“This issue is very important, and the sanctions must all be completely removed on the day of the agreement… Should the removal of the sanctions be related to a process, the foundation of the negotiations would be senseless since the goal of the negotiations was to remove the sanctions,” Khamenei said.

The Obama administration seems to be willing to be flexible on this issue as well. The President has made clear that at least some of the sanctions will be lifted after an agreement is signed. He defended his flexibility with the argument that “If Iran violates the deal, sanctions can be snapped back into place.”

AP journalists Bradley Klapper and Matthew Lee beg to differ. In their article “Snap back? Not so fast. Sanctions a big issue in nuke talks,” they wrote:

The Obama administration is tossing around different ideas to ensure it can snap back the U.N. sanctions though there are problems with all of them.

One idea would put the burden on the U.N. Security Council. Rather than voting to re-impose sanctions, it would have to vote to stop the automatic re-imposition, officials said. Or, an extraordinary procedure could be created with the permanent, veto-holding members voting by the majority.

Russia and China are unlikely to accept any process that sees them sacrifice their veto power. And they could block any plan with Iran that would leave them powerless to stop majority votes by the U.S. and its European allies.

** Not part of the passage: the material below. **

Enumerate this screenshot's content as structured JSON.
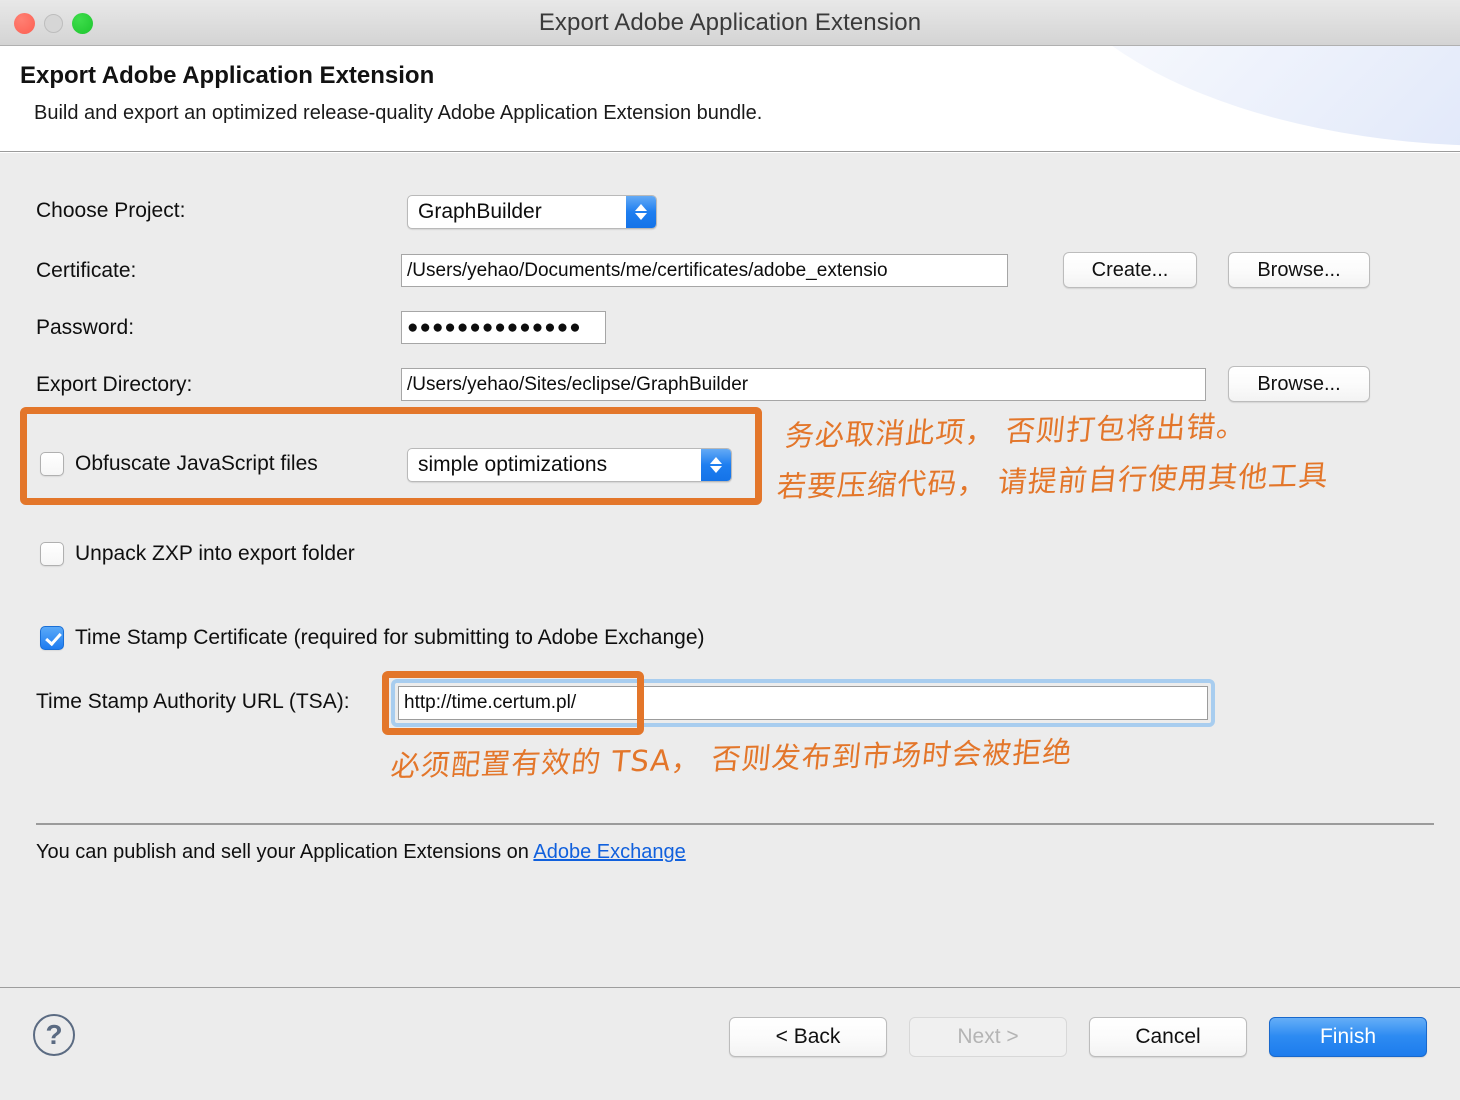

More criticism is coming from renowned experts on the Iranian nuclear file.

“The understandings reached last week regarding Iran’s nuclear program are full of loopholes,” wrote Dr. Ephraim Asculai in a paper published by Harvard’s Belfer Center. Asculai worked for the Israel Atomic Energy Commission and is currently a senior research fellow for Israel’s Institute of National Security Studies.

Asculai pointed to several specific loopholes. He noted that the number of centrifuges allowed by the terms of the deal would allow Iran a breakout time of less than a year. (This estimate is consistent with that of Olli Heinonen, former Deputy director-general of the International Atomic Energy Agency.) While the understandings reached last week would limit the amount of plutonium produced by the Arak reactor, they don’t prohibit other reactors that could produce plutonium.

Asculai also faulted the deal for failing to fully address the possible military dimension of Iran’s past nuclear work, noting that “for almost two years, the agreement Iran signed with the IAEA on resolving outstanding questions on this subject submitted by the IAEA to Iran has been largely ignored by Iran.” He also noted that the understanding doesn’t address Iran’s missile development program at all, even though it is developing missiles capable of delivering a nuclear payload. In addition to these specific critiques, Asculai questioned more general omissions within last week’s understandings.

Other criticism came from former IAEA inspector David Albright and three other experts at the Institute for Science and International Security. They came to the conclusion that the framework needs strengthening on almost all important issues.

“Our goal remains obtaining an adequate deal. To do so, a key goal of the negotiations remains a final deal which provides confidence of the exclusively peaceful nature of Iran’s nuclear program and ensures sufficient reaction time, namely, enough time to respond diplomatically and internationally to stop Iran if it does decide to renege on its commitments and build nuclear weapons,” Albright and his colleagues wrote.

Meanwhile, an Egyptian TV host thinks the military option is the only way to end the the nuclear standoff with Iran. He called upon Israeli Prime Minister Benyamin Netanyahu to bomb Iran’s nuclear sites now.